Neil deGrasse Tyson has a ballistic bone to pick with laurel-resting executives: reflecting on how President Obama tried to get the union to hustle by invoking the Sputnik Satellelite launched by the Soviet Union, the beloved astrophysicist scoffs at the comparison.
Back in 1957, the U.S. saw the its sworn enemy, the communists, had leapt ahead, the stargazing former Most Creative Person says, it shook the country's ego:
"We had our own state of self-assessment that we were technologically proficient, you know, we won the war. Our manufacturing was back in place and here's this country that we were telling the whole world that we were better than they were in every way that mattered and, bam, out comes a satellite."
So what happened? If you've watched Mad Men, you may know that first the U.S. went beserk and then created NASA and put our science, technology, and engineering efforts into overdrive. This, Tyson rightly observes, would shape the country's identity from the '50s through the '70s, as we were looking for the Right Stuff.

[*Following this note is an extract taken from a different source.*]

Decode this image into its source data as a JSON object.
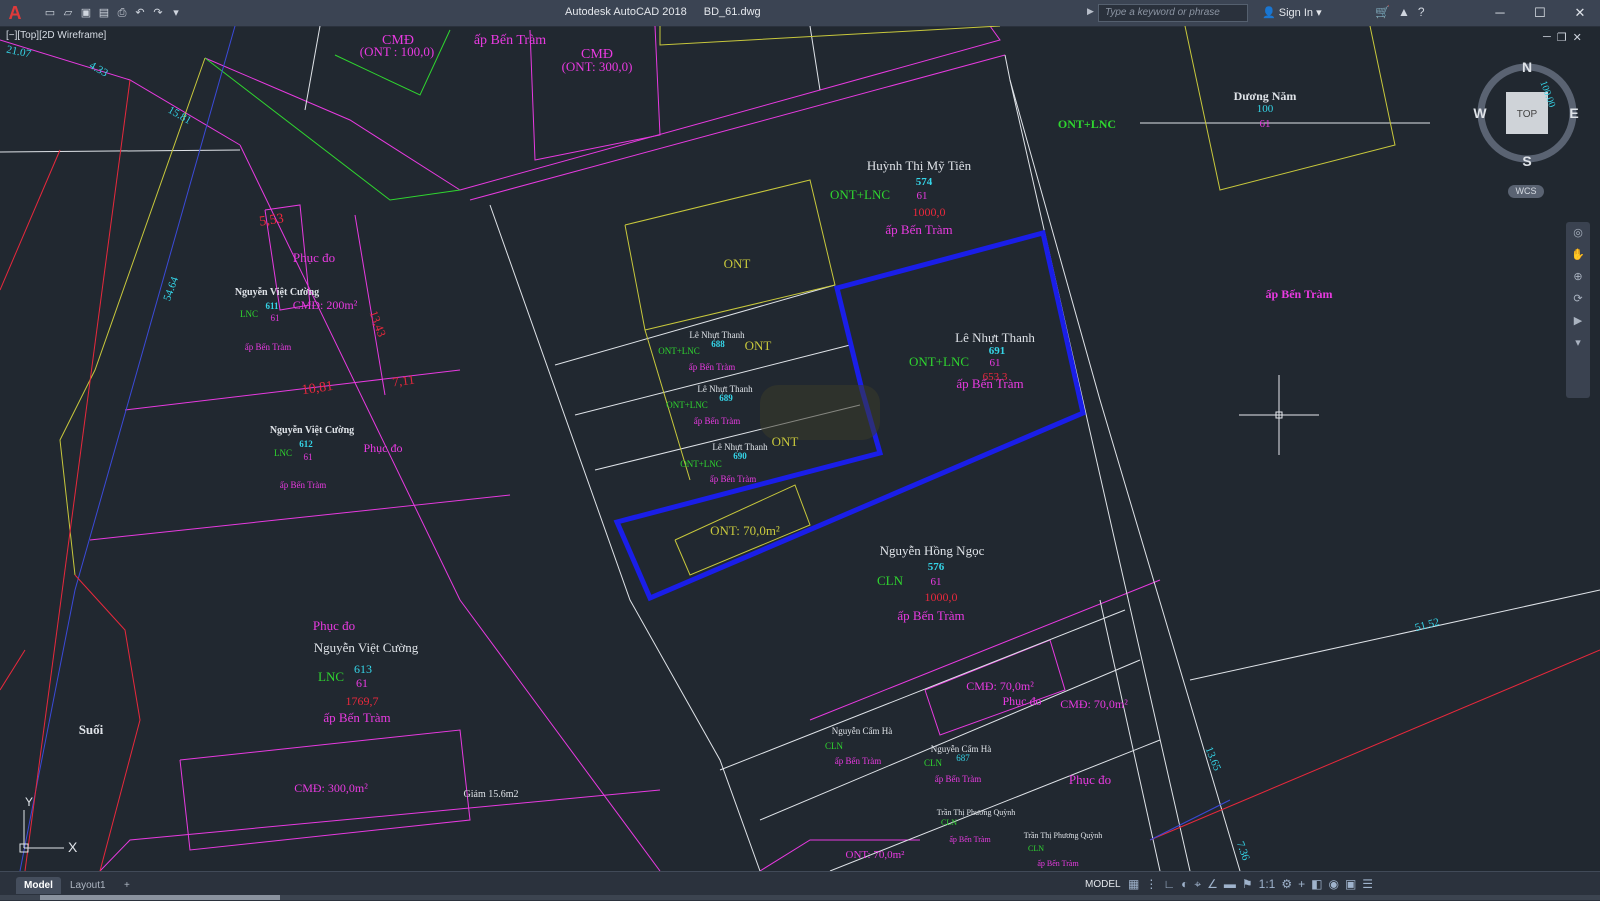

What we need to look at is the "Sputnicity" of the moment, Tyson explains. It comes from the fact that the satellite was in fact "a hollowed out intercontinental ballistic missile shell" with a radio transmitter instead of a warhead—showing that yes, the Soviets, as they were called, could reach America.
And, as Obama drew the parrallel to, other countries have now surpassed the U.S. in other, less-mortal ways, showing that the country has lost its leadership position. And the country, as many organizations have been, was caught sleeping.
Tyson won't stand for it:
I don't like Sputnik moments. I'd rather have been the leader all along. Why do we have to be shocked into being motivated to lead? Why don't we just lead all the time? And maybe that's just unrealistic, maybe that's just not human nature. Maybe we have to feel threatened in order to act.
The Sputnik thing happens in business, too. You see it in the way that P&G is re-installing sparkplug CEO A.G. Lafley to reignite a sluggish rate of innovation or how Andrew Mason was uncermoniously ousted from lead at Groupon. And while P&G seems to be able to weather the Sputnik-y storm, Groupon's threat level is going nuclear.
Bottom Line: If you're waiting for Sputnik, you're losing the space race.
[Image: Flickr user Emily Mills]